◆ Interface dataset entries:
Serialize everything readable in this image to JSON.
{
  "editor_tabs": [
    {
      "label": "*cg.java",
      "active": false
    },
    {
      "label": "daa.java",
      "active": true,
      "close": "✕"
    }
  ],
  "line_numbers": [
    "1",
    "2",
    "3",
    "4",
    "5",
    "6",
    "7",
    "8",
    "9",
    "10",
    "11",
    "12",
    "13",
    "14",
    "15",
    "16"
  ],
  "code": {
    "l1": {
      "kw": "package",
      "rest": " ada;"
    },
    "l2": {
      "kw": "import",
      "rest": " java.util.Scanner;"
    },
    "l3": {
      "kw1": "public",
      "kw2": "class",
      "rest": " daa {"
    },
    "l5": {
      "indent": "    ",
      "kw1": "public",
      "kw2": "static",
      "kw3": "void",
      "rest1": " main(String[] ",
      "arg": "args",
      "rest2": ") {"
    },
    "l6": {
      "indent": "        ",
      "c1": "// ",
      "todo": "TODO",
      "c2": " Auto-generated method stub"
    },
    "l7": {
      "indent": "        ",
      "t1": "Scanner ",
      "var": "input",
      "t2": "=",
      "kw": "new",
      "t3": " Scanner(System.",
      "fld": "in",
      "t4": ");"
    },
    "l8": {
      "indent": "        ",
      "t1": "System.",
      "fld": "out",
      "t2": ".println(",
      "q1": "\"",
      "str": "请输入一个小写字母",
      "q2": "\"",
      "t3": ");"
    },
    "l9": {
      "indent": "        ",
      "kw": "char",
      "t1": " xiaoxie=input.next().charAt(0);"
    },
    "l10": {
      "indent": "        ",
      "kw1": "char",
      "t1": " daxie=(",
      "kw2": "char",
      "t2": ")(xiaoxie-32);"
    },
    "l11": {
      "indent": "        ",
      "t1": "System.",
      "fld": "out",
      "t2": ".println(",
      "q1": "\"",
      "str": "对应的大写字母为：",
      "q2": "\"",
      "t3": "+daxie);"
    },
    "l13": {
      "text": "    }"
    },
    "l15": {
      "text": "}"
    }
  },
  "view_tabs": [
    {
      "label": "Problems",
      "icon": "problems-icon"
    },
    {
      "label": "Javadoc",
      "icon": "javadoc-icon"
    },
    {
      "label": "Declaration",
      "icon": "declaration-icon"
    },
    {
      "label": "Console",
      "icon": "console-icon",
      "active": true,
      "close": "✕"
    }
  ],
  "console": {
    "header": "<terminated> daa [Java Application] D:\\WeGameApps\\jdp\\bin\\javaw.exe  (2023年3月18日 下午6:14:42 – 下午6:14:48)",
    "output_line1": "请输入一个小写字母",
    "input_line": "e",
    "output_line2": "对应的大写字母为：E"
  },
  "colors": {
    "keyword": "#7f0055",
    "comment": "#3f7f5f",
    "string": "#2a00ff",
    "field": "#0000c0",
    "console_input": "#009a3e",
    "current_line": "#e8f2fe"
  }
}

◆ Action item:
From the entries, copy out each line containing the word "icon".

◆ Result for this exercise:
      "icon": "problems-icon"
      "icon": "javadoc-icon"
      "icon": "declaration-icon"
      "icon": "console-icon",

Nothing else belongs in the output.